“No. Don’t delay your trip. Go. I’m certain Mrs. Westcott’s looking forward to meeting her future daughter-in-law. Besides, it will do you good to get away from the ranch.”
“Don’t you mean it will do your father good I get away from the ranch?”
“Hold up.” A boot heel dug into the ground while Scott’s bent elbow allowed a forearm brace for his cousin’s reaction to the swing’s abrupt stop. “That’s not what I said and it’s certainly not what I meant.”
“Honestly, Scott.” Pushing away, Kinsey stood and assumed her familiar stance-on-a-soapbox. “I think we can all agree stress and worry put your father in bed and I'm the one who brought him that stress and worry.”
You weren’t paying attention, lad, and that key spun right out of your hand. Best get a firm grasp.
“If a pink chicken coop and antics of an occasional spoiled little girl have put Murdoch Lancer flat on his back, then the man needs to retire from ranching.” Scott rose to his own customary stance of hands on hips. “So, no, I don’t agree. In fact, no one agrees to this ridiculous claim of yours except the opinionated finger-pointer who voiced it. And I think we can all agree who that is. Tell me, when did you start paying close attention to what Jelly Hoskins says? I’d like to know his secret. I could certainly benefit from it right now.”
Bingo. I knew it. Goddamn Hoskins. “Young lady, are we going to let this discussion snowball into a shouting match resulting in a list of things we’ll regret saying later?”
“Like calling me a spoiled little girl?”
“I said occasional spoiled little girl, disqualifying it as a spoken regret.”
A hand to her forehead released a sob wishing to be a laugh from Kinsey’s lips. “I honestly thought we’d be discussing Uncle Harlan’s health concerns before Murdoch’s.”
“Neither the Good Lord nor the devil knows what to do with Grandfather. The man will outlive all of us before they come up with a solution.”
Scott squinted up at a bright blue sky which usually put a grin on his face, but not today. Feeling cheated only added to his frustration with Jelly - and with himself. “Kinsey Rose, I misspoke and owe you an apology. Your absence from the ranch would prove hazardous to what little sanity I have left.” Stepping forward while sporting a raised eyebrow, he placed his hands on the girl’s shoulders. “You’re staying put. Don’t try to change my mind.”
Seeing a smile flutter across his little cousin’s face did what the blue sky above failed to do moment’s earlier.
Scott sat on the porch swing, arms crossed and legs stretched out. He’d sent Kinsey to her room with orders to rest and a promise to wake her when Sam arrived. In a few minutes, he planned to venture back into the lion’s den and insist Teresa do the same.
Taking in a deep breath, the held air puffed his cheeks before it slowly escaped with a weary whoosh through pressed lips.

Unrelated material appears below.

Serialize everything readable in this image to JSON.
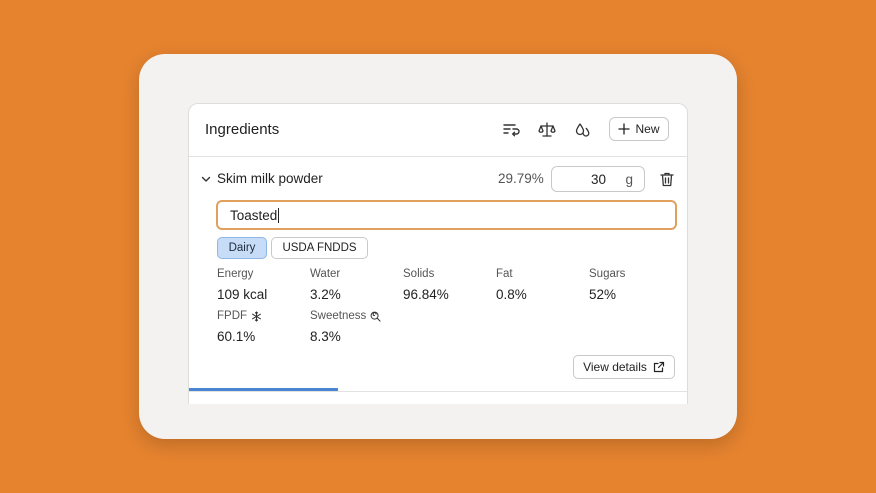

How could one crotchety, rooster-strutting, little man cause so much trouble?
A rogue acorn fell from a branch and plunked off of Scott’s leather boot.
The Good Lord and the devil may not know what to do with Harlan Garrett but they sure as hell had thoughts to offer regarding Jelly Hoskins.